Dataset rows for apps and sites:
· · · · ·

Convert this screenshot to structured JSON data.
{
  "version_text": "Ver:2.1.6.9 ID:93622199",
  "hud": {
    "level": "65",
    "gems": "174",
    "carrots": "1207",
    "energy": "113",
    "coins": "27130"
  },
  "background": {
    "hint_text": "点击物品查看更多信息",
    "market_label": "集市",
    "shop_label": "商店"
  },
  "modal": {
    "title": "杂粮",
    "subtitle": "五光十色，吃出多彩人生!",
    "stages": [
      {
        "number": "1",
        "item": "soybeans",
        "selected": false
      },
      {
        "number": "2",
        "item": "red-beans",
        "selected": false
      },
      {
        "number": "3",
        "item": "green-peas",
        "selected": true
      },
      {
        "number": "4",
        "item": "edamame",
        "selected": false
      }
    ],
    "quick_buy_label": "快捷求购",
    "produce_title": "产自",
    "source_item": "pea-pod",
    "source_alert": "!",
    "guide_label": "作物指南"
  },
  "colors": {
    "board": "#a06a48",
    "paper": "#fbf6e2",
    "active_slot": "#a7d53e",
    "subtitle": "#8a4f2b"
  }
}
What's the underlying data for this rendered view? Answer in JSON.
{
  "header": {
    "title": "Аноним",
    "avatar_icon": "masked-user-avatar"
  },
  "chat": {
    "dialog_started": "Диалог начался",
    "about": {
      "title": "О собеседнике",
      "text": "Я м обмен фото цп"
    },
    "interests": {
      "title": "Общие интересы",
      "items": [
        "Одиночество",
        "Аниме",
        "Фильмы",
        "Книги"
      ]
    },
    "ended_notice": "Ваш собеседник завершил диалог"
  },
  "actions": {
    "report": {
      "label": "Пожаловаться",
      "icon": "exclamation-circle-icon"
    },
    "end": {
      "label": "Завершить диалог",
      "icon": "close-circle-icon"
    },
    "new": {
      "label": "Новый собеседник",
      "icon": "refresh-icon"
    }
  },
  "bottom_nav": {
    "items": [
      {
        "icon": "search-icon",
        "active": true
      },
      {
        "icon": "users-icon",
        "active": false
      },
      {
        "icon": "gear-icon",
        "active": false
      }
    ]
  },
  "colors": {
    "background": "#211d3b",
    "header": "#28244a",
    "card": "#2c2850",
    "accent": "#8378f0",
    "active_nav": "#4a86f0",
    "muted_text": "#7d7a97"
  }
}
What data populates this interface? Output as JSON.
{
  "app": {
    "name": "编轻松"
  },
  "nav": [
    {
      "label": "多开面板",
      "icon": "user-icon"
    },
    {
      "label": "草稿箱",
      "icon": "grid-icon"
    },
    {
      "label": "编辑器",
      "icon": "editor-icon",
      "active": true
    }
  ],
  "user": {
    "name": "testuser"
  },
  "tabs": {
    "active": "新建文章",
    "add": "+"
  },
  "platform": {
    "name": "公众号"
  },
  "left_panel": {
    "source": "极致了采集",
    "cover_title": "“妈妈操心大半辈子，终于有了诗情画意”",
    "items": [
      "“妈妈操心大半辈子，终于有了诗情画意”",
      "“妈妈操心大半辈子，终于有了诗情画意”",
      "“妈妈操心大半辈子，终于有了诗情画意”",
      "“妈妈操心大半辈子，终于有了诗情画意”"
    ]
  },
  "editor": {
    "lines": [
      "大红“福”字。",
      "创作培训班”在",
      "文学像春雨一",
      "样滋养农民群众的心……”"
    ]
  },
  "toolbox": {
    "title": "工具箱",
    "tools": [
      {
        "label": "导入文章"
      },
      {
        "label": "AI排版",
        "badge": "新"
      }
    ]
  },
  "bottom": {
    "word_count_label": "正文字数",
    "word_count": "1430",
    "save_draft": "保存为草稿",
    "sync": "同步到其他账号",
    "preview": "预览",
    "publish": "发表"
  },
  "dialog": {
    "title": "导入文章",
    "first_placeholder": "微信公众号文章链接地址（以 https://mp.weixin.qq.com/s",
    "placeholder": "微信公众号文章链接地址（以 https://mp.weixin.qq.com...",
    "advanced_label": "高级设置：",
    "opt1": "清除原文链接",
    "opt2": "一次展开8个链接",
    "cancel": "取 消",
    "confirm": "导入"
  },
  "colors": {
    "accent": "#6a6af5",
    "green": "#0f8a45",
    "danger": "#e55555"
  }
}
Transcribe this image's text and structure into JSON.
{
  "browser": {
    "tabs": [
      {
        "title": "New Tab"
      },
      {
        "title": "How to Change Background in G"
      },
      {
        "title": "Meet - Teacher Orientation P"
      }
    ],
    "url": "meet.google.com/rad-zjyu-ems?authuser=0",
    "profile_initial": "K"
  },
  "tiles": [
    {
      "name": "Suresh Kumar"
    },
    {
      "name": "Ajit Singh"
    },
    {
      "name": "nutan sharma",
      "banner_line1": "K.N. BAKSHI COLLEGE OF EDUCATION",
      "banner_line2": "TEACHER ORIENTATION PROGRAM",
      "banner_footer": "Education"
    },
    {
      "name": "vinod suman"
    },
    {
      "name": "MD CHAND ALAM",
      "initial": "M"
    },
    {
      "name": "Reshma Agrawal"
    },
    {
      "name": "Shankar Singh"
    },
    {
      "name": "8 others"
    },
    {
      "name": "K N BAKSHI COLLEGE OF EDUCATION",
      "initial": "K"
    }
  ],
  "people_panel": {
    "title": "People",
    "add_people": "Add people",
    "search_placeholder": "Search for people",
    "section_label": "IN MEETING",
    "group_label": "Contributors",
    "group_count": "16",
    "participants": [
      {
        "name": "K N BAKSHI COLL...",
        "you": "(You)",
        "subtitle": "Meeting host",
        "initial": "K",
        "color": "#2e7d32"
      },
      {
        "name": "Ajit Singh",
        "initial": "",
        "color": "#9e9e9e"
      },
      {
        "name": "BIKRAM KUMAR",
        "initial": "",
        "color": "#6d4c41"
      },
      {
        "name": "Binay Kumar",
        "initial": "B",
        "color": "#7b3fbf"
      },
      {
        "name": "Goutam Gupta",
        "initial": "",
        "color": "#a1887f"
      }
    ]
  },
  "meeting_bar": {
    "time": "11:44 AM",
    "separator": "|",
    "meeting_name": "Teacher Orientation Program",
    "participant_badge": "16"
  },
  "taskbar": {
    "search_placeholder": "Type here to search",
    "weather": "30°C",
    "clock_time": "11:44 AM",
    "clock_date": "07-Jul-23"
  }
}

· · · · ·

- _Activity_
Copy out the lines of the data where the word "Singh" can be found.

- _Result for this task_
      "name": "Ajit Singh"
      "name": "Shankar Singh"
        "name": "Ajit Singh",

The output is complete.